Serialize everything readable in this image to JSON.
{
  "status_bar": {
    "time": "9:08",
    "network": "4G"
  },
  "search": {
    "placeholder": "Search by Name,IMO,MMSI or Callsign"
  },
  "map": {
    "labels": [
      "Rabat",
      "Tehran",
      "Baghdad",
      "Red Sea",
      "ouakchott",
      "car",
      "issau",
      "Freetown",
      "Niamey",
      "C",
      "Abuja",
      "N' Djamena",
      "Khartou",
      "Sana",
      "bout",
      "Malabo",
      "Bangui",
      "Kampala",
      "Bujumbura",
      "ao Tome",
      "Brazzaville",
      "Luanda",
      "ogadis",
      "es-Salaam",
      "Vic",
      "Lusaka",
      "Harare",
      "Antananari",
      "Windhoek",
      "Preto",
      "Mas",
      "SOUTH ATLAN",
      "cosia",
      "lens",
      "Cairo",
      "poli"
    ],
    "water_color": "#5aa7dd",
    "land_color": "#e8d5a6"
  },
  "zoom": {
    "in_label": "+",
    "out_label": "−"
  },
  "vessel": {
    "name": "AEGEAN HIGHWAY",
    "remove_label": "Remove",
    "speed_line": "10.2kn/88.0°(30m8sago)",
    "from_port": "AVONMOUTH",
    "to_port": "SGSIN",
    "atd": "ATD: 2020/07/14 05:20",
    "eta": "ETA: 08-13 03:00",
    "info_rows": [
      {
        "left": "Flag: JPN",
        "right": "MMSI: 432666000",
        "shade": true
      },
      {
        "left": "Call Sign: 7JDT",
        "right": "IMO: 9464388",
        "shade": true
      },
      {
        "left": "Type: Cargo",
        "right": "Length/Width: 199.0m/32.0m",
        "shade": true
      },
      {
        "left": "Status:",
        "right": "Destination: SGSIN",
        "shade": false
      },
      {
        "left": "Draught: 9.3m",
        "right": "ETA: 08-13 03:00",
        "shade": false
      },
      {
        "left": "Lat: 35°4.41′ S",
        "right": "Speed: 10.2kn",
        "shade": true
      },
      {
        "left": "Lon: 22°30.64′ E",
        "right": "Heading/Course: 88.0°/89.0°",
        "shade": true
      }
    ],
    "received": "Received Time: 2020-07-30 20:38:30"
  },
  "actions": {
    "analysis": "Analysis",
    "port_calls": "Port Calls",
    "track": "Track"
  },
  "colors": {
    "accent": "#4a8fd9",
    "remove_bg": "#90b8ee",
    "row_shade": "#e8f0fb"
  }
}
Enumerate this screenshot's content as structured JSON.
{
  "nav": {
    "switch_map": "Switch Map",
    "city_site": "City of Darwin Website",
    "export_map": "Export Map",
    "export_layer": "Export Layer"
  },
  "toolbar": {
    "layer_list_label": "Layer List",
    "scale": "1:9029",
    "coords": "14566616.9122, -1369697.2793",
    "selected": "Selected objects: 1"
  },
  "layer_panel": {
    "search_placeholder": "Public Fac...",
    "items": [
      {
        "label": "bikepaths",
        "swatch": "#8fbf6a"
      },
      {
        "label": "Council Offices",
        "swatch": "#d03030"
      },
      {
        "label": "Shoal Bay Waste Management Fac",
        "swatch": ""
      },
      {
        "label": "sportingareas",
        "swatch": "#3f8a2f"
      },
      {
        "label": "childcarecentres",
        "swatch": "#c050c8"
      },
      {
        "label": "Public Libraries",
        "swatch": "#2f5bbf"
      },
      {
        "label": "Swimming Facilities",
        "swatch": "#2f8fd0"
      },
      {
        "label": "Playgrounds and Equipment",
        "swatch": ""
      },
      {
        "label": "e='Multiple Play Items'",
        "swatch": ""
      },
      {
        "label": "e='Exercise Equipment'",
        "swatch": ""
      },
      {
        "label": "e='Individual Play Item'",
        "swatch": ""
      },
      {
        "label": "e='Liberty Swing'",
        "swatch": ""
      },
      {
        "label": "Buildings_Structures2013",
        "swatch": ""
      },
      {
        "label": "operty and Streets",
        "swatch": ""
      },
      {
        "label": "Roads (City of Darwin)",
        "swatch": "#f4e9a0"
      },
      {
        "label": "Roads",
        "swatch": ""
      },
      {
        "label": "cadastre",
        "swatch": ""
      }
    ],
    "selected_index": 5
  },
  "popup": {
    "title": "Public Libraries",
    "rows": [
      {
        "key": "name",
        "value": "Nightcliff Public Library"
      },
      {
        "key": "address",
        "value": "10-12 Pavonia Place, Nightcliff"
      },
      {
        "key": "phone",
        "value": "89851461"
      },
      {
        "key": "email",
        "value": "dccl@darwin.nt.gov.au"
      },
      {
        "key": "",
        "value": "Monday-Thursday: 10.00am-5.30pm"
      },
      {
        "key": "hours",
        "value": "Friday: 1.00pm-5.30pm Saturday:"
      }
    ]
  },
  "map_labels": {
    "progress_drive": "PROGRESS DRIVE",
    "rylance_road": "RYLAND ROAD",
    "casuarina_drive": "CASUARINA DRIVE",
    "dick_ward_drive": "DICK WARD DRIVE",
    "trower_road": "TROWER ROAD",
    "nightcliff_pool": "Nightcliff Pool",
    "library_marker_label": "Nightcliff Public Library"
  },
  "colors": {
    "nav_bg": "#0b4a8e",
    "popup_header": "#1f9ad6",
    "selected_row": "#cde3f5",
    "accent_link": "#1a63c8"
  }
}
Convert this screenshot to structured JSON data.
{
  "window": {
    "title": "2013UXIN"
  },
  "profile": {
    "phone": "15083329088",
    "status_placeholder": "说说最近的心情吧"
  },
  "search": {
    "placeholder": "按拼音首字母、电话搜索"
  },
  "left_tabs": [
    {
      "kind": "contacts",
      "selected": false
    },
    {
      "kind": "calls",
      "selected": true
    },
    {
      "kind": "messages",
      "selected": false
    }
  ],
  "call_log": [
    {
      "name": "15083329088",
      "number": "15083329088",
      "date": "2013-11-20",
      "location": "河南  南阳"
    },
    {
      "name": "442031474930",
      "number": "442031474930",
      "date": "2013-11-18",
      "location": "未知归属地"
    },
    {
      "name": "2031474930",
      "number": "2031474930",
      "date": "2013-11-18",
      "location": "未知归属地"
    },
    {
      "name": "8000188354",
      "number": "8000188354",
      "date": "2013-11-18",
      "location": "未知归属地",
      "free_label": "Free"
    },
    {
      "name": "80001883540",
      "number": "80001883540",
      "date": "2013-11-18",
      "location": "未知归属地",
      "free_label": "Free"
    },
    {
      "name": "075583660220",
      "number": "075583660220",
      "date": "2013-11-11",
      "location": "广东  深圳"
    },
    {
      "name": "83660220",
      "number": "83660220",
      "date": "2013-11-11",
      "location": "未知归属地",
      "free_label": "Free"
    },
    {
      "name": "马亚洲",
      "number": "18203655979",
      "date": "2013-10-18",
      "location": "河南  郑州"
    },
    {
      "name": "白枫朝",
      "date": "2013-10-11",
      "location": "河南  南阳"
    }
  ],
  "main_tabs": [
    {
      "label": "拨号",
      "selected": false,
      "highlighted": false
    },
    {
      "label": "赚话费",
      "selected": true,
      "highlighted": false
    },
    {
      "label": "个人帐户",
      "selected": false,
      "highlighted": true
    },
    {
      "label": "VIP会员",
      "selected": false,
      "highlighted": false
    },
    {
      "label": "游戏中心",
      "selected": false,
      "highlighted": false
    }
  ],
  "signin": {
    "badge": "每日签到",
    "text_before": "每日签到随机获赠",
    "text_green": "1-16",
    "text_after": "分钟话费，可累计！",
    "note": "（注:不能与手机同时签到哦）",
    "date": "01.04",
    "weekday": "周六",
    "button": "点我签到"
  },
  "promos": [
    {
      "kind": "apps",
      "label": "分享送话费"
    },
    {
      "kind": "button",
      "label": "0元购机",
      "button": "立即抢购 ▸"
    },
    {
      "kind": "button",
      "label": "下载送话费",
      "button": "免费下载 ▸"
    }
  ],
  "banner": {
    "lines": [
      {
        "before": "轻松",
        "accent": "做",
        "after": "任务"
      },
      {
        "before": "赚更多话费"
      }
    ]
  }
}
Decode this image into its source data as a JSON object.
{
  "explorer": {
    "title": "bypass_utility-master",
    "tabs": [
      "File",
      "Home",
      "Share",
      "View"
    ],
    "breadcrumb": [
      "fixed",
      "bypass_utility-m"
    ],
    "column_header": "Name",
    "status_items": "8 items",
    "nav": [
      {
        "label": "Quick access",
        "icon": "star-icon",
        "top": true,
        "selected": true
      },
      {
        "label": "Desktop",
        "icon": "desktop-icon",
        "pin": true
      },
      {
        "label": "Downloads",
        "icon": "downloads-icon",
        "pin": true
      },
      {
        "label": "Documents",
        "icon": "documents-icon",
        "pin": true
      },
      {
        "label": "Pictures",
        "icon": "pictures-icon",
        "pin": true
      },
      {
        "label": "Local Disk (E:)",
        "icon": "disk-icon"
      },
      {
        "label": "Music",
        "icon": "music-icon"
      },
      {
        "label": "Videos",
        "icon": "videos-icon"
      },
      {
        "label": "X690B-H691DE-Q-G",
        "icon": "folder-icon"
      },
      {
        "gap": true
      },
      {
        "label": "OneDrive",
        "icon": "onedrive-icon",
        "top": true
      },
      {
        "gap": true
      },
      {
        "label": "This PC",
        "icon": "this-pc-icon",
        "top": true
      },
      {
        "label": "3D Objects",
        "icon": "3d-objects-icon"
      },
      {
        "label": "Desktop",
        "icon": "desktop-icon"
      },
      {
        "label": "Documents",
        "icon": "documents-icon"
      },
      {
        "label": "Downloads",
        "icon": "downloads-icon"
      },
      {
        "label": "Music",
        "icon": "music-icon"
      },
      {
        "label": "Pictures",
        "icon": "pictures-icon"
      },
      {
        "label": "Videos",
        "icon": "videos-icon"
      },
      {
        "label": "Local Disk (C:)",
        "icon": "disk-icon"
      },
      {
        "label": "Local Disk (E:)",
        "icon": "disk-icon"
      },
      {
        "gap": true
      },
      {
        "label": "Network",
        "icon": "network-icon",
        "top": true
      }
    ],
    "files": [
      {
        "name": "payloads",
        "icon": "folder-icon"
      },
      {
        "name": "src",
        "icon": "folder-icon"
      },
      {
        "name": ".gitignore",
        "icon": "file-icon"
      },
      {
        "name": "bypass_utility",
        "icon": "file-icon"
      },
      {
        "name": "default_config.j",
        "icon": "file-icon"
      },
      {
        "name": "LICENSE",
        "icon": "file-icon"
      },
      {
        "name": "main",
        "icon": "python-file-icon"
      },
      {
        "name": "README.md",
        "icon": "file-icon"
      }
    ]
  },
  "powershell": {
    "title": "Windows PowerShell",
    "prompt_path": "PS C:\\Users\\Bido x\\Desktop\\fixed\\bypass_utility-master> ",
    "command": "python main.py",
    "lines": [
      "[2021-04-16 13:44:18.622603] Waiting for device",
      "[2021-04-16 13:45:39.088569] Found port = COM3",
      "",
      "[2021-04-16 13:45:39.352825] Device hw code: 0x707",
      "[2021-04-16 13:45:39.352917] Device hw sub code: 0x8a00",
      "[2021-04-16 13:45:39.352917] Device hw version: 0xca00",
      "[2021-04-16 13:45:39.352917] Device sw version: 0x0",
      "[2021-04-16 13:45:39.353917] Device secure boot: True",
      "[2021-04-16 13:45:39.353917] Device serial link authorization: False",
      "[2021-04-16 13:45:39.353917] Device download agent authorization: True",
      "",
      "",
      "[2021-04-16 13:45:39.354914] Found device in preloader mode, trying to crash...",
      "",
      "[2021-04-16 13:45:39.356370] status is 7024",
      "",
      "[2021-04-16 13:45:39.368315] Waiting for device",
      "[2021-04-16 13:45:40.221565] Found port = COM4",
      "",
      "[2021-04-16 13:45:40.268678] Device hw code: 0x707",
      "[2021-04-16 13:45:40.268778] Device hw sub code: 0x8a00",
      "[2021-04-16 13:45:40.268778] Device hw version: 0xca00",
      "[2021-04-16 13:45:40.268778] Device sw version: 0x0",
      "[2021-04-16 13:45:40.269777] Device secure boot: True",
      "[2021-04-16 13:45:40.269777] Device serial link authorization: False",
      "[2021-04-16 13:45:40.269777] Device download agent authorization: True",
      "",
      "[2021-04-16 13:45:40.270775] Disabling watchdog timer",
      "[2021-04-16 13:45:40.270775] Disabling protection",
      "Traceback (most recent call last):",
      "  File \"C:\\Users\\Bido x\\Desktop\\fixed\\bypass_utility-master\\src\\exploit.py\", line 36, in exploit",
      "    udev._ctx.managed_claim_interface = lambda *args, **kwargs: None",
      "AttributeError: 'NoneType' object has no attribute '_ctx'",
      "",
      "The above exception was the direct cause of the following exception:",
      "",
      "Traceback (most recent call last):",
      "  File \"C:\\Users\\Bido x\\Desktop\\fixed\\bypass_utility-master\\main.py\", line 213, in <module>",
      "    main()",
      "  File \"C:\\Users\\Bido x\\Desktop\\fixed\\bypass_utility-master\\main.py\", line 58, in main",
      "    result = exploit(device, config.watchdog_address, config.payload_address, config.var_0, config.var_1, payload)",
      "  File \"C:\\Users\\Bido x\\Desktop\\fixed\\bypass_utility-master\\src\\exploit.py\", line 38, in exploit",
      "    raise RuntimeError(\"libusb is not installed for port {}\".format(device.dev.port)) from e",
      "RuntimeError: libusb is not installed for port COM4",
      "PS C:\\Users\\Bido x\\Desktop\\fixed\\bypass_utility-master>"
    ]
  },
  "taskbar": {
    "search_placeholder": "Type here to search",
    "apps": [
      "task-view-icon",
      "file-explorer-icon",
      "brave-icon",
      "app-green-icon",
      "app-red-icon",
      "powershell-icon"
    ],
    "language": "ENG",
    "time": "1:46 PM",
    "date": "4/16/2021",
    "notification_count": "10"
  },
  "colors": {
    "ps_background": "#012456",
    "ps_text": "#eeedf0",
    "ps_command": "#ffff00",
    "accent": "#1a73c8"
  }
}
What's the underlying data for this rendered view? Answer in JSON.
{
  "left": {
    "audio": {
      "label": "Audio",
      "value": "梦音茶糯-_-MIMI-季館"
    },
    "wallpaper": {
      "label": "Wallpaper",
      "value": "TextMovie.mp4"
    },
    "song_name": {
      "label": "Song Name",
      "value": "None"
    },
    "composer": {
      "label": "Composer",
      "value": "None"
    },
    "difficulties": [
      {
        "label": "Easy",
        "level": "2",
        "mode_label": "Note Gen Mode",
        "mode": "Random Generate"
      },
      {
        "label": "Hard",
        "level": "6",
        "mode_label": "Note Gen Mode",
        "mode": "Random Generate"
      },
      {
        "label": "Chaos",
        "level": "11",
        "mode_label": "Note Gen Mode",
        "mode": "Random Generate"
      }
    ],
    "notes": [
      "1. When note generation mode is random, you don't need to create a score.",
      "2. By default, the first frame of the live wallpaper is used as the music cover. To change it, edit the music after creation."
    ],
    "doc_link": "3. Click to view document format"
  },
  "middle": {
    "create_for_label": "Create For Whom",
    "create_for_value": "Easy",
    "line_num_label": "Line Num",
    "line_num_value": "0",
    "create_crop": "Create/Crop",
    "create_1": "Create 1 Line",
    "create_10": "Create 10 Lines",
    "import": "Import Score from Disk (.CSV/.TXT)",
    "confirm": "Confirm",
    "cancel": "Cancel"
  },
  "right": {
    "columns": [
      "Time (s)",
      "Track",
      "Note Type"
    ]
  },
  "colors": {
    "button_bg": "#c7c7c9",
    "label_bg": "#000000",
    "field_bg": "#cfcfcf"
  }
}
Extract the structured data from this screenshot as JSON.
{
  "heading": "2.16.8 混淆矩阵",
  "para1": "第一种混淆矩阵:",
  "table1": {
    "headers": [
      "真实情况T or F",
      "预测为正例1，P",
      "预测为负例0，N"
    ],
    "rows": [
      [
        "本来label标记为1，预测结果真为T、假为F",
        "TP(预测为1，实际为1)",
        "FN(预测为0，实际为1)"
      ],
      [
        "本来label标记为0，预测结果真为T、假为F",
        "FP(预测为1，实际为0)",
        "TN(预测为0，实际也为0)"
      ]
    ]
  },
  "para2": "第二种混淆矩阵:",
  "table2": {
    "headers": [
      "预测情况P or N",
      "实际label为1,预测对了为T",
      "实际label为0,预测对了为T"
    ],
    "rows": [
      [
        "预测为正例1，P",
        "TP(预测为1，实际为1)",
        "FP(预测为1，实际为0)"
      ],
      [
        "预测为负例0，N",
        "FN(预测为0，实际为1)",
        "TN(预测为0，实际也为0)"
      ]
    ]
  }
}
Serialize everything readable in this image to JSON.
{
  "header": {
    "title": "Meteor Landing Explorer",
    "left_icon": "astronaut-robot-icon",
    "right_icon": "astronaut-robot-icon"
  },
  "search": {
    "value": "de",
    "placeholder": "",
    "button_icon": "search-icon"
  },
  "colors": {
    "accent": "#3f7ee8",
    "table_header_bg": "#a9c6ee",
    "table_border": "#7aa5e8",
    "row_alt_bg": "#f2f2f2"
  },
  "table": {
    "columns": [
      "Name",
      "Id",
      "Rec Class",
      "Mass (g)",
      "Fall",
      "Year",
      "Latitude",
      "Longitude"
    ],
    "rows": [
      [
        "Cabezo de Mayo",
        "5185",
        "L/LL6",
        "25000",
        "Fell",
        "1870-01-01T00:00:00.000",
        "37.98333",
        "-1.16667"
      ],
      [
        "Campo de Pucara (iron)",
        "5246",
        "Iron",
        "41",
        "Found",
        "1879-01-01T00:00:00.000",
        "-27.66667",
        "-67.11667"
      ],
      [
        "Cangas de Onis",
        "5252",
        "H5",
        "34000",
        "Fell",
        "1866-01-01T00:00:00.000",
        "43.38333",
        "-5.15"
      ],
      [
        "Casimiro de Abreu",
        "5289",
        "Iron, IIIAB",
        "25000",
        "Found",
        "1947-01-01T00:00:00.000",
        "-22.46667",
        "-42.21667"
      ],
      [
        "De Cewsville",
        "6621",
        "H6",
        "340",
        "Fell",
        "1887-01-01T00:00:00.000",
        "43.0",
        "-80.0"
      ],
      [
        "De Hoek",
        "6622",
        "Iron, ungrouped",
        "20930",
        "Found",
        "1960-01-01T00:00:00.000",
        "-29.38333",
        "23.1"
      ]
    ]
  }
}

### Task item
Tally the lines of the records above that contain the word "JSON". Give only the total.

### Reply to the task
7